AIM OF THE TASK =
Nothing in the records below should be altered in the copy, although the pictures must be left out.

Content starts

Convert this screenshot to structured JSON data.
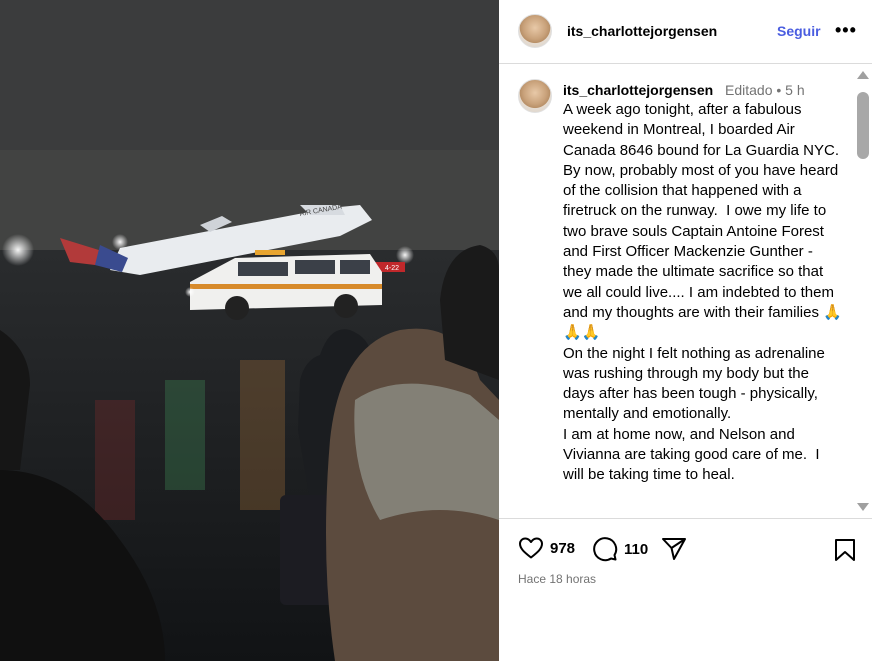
{
  "post": {
    "username": "its_charlottejorgensen",
    "follow_label": "Seguir",
    "more_label": "•••",
    "edited_label": "Editado •  5 h",
    "caption": "A week ago tonight, after a fabulous weekend in Montreal, I boarded Air Canada 8646 bound for La Guardia NYC.  By now, probably most of you have heard of the collision that happened with a firetruck on the runway.  I owe my life to two brave souls Captain Antoine Forest and First Officer Mackenzie Gunther - they made the ultimate sacrifice so that we all could live.... I am indebted to them and my thoughts are with their families 🙏🙏🙏\nOn the night I felt nothing as adrenaline was rushing through my body but the days after has been tough - physically, mentally and emotionally.\nI am at home now, and Nelson and Vivianna are taking good care of me.  I will be taking time to heal.",
    "likes": "978",
    "comments": "110",
    "time_ago": "Hace 18 horas"
  },
  "photo": {
    "plane_lettering": "AIR CANADA",
    "sign_text": "4-22"
  },
  "icons": {
    "like": "heart-icon",
    "comment": "comment-bubble-icon",
    "share": "paper-plane-icon",
    "save": "bookmark-icon",
    "more": "ellipsis-icon"
  },
  "colors": {
    "follow": "#4a5de0",
    "muted": "#737373",
    "divider": "#dbdbdb"
  }
}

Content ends

TASK OUTPUT =
Convert this screenshot to structured JSON data.
{
  "post": {
    "username": "its_charlottejorgensen",
    "follow_label": "Seguir",
    "more_label": "•••",
    "edited_label": "Editado •  5 h",
    "caption": "A week ago tonight, after a fabulous weekend in Montreal, I boarded Air Canada 8646 bound for La Guardia NYC.  By now, probably most of you have heard of the collision that happened with a firetruck on the runway.  I owe my life to two brave souls Captain Antoine Forest and First Officer Mackenzie Gunther - they made the ultimate sacrifice so that we all could live.... I am indebted to them and my thoughts are with their families 🙏🙏🙏\nOn the night I felt nothing as adrenaline was rushing through my body but the days after has been tough - physically, mentally and emotionally.\nI am at home now, and Nelson and Vivianna are taking good care of me.  I will be taking time to heal.",
    "likes": "978",
    "comments": "110",
    "time_ago": "Hace 18 horas"
  },
  "photo": {
    "plane_lettering": "AIR CANADA",
    "sign_text": "4-22"
  },
  "icons": {
    "like": "heart-icon",
    "comment": "comment-bubble-icon",
    "share": "paper-plane-icon",
    "save": "bookmark-icon",
    "more": "ellipsis-icon"
  },
  "colors": {
    "follow": "#4a5de0",
    "muted": "#737373",
    "divider": "#dbdbdb"
  }
}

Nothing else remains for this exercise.